For Italian whites what I am looking for above all are wines that demonstrate varietal character, tipicità (the term indicates a wine that demonstrates the personality of its zone of production), and full flavours that go with food. White wines for the holiday season must be able to cope with a range of foods and flavours- fish, shellfish, baccalà, creamy or seafood pasta, boiled capon or roast turkey. They need to compete, too, with everything else that is going on, the excitement, the animated conversations and arguments of the season. A good Verdicchio is up to the job: persistent cream and oatmeal nose, full body and structure, and an attractive slightly bitter finish. Another wine that demonstrates tipicità and character is Inzolia from Sicily: fresh, lemony, sapid and full in flavour, with sufficient body and alcohol to stand up to a range of foods.
There are essentially two types of reds to fill the house with for the festive season: mid-range, mid-weight reds that you can enjoy with both everyday as well as celebratory meals; and a few really special bottles of top notch red wines that may go with fuller foods or else which are best enjoyed simply on their own. Apulia’s Salento peninsula is the outstanding source of some excellent (and excellent value) reds that offer real character and personality. Primitivo is an ancient grape that thrives in this hothouse environment to produce wines with ripe fruit and mouth filling flavours. A good primitivo has a deep garnet colour, nose of wild berries and tar, intensely flavoured with soft, sweet tannins and a slightly bitter finish.

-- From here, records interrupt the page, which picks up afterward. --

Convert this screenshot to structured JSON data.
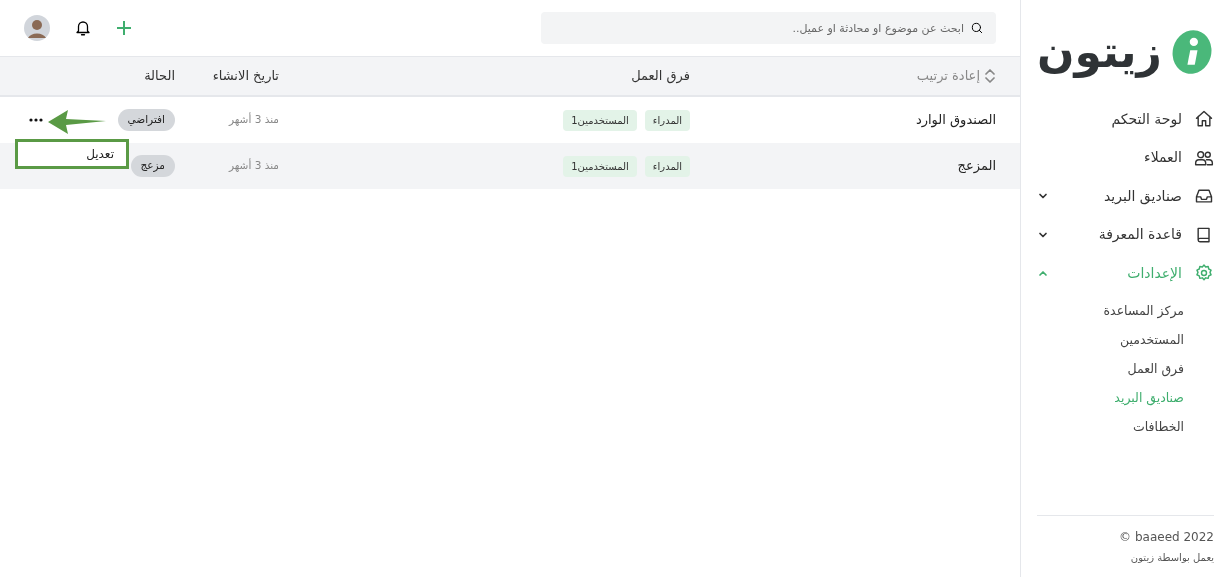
{
  "sidebar": {
    "logo": "زيتون",
    "items": [
      {
        "label": "لوحة التحكم",
        "kind": "home",
        "selected": false
      },
      {
        "label": "العملاء",
        "kind": "users",
        "selected": false
      },
      {
        "label": "صناديق البريد",
        "kind": "inbox",
        "selected": false,
        "expanded": false
      },
      {
        "label": "قاعدة المعرفة",
        "kind": "book",
        "selected": false,
        "expanded": false
      },
      {
        "label": "الإعدادات",
        "kind": "gear",
        "selected": true,
        "expanded": true,
        "children": [
          {
            "label": "مركز المساعدة",
            "selected": false
          },
          {
            "label": "المستخدمين",
            "selected": false
          },
          {
            "label": "فرق العمل",
            "selected": false
          },
          {
            "label": "صناديق البريد",
            "selected": true
          },
          {
            "label": "الخطافات",
            "selected": false
          }
        ]
      }
    ],
    "footer": {
      "copyright": "baaeed 2022 ©",
      "powered": "يعمل بواسطة زيتون"
    }
  },
  "search": {
    "placeholder": "ابحث عن موضوع او محادثة او عميل.."
  },
  "table": {
    "columns": [
      {
        "label": "إعادة ترتيب",
        "kind": "sort"
      },
      {
        "label": "فرق العمل",
        "kind": "text"
      },
      {
        "label": "تاريخ الانشاء",
        "kind": "text"
      },
      {
        "label": "الحالة",
        "kind": "text"
      }
    ],
    "rows": [
      {
        "name": "الصندوق الوارد",
        "teams": [
          "المدراء",
          "المستخدمين1"
        ],
        "created": "منذ 3 أشهر",
        "status": "افتراضي",
        "hovered": false,
        "menu_open": true
      },
      {
        "name": "المزعج",
        "teams": [
          "المدراء",
          "المستخدمين1"
        ],
        "created": "منذ 3 أشهر",
        "status": "مزعج",
        "hovered": true,
        "menu_open": false
      }
    ]
  },
  "row_menu": {
    "items": [
      "تعديل"
    ]
  }
}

Serve with full, gutsy flavoured foods for a taste of the south.
Piedmont to the north is similarly an outstanding source of excellent reds of all styles and qualities. A fine mid-range example to single out is Barbera d’Alba, a vivid wine with an attractive black cherry nose, rich mouth-filling flavours and smooth and velvety finish. Remember that the best Barberas have sufficient acidity to partner rich foods and so they would definitely be one to consider for the Christmas meal.

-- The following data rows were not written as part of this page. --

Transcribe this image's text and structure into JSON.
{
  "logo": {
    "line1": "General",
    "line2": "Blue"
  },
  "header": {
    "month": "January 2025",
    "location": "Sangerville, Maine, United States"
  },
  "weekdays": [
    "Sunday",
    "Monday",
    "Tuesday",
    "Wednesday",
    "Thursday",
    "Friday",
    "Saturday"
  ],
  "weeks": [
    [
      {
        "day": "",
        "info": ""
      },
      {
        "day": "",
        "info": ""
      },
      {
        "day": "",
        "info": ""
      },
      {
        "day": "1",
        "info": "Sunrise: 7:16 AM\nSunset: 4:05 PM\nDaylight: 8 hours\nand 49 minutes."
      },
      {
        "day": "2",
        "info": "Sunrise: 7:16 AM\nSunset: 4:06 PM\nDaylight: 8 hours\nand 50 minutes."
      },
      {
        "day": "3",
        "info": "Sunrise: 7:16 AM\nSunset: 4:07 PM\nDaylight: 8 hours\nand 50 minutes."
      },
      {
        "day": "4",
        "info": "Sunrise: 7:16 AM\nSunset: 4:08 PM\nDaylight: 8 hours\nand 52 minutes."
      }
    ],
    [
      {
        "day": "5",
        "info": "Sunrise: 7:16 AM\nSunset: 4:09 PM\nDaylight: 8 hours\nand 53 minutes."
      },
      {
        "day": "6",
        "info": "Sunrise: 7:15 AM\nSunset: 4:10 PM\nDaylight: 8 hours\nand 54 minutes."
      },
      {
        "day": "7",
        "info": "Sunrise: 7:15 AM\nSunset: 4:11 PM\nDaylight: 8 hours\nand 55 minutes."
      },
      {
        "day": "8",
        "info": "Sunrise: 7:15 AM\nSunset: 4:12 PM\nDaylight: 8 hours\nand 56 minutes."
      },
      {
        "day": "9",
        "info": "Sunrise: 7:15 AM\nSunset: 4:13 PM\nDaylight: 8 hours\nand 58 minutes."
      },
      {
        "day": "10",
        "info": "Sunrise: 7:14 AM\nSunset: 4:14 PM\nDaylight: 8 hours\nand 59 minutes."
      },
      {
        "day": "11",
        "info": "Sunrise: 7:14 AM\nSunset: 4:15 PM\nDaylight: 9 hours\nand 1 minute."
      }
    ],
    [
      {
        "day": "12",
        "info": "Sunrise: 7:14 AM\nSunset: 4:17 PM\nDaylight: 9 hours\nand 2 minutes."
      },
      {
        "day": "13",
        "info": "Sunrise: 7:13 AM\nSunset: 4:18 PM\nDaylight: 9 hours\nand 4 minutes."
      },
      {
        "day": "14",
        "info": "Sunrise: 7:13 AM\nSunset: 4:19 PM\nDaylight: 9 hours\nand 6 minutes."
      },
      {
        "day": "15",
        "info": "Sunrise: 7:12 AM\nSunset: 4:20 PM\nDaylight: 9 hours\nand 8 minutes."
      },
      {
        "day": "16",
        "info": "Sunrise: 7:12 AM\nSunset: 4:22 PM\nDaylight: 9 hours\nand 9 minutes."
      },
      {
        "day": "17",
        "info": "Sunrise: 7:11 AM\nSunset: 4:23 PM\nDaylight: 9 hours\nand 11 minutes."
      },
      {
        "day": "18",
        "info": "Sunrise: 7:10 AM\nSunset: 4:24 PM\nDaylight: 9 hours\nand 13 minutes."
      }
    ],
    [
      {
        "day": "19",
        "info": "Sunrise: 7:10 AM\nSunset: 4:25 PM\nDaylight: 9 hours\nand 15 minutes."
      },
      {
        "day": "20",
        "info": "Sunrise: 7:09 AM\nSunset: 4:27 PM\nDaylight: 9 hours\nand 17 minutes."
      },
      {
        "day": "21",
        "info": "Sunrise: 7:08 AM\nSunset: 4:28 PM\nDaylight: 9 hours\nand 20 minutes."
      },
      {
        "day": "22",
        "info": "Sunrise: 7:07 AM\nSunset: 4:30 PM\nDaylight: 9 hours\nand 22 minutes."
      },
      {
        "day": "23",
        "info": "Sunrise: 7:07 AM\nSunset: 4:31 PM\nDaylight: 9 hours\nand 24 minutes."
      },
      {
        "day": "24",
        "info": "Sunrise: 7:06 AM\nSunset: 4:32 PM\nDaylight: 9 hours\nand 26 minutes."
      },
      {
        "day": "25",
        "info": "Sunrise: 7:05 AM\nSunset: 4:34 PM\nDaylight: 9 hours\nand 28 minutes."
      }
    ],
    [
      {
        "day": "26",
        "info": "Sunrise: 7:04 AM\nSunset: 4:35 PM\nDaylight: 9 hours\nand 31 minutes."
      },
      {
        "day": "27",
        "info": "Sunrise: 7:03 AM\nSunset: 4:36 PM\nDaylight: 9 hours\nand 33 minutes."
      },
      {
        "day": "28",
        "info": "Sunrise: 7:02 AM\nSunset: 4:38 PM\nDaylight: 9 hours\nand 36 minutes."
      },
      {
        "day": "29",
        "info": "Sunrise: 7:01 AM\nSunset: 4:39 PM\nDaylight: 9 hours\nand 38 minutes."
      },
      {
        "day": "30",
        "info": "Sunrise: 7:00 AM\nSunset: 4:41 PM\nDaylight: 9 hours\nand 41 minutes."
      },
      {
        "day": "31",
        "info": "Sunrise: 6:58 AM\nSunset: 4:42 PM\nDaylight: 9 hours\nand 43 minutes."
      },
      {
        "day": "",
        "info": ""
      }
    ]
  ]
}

Vini da Meditazione
Over the holidays, I like nothing more than to settle down with a really great bottle of red wine (or two). Such wines may be served with the meal (particularly to accompany robustly flavoured foods such as game) or they may be best enjoyed afterwards, perhaps with a nugget of parmigiano reggiano or a handful of walnuts; or even just savoured while sitting in front of a fire and talking, such contemplative vini da meditazione adding to the mellow atmosphere of the season.
From Piedmont, Aurelio Settimo at La Morra produces just such a wine in his single vineyard:Rocche Barolo 2007. This is an excellent vintage, bright garnet red, and has an intense nose, with spicy hints of cinnamon and vanilla accompanied by sweet cocoa and coffee overtones. Nicely dry on the mouth, with good roundness and great structure.
Great reds also come from Tuscany. Since that first visit to Italy, I’ve always had a soft spot for Brunello di Montalcino. Enzo Tiezzi produces a classic uncompromising example from grapes grown on the Soccorso vineyard. His Brunello di Montalcino D.O.C.G. is an intense, austere wine, with a richly complex nose of mature fruit and damp vegetation. Mouth- filling tannins give it an initially harsh exterior that opens to reveal deeper layers of complexity and flavour. Aged in large Slovenian oak barrels, this is traditional Brunello and not for the faint-hearted. Both of the above wines, incidentally, should be opened or decanted at least a few hours before serving.
It is my hope that the above suggestions will give you some ideas for enjoying your holiday wines this year, Italian style. Remember, the numero uno rule is to drink what you like. And numero due is to share what you like with your friends and family. Auguri!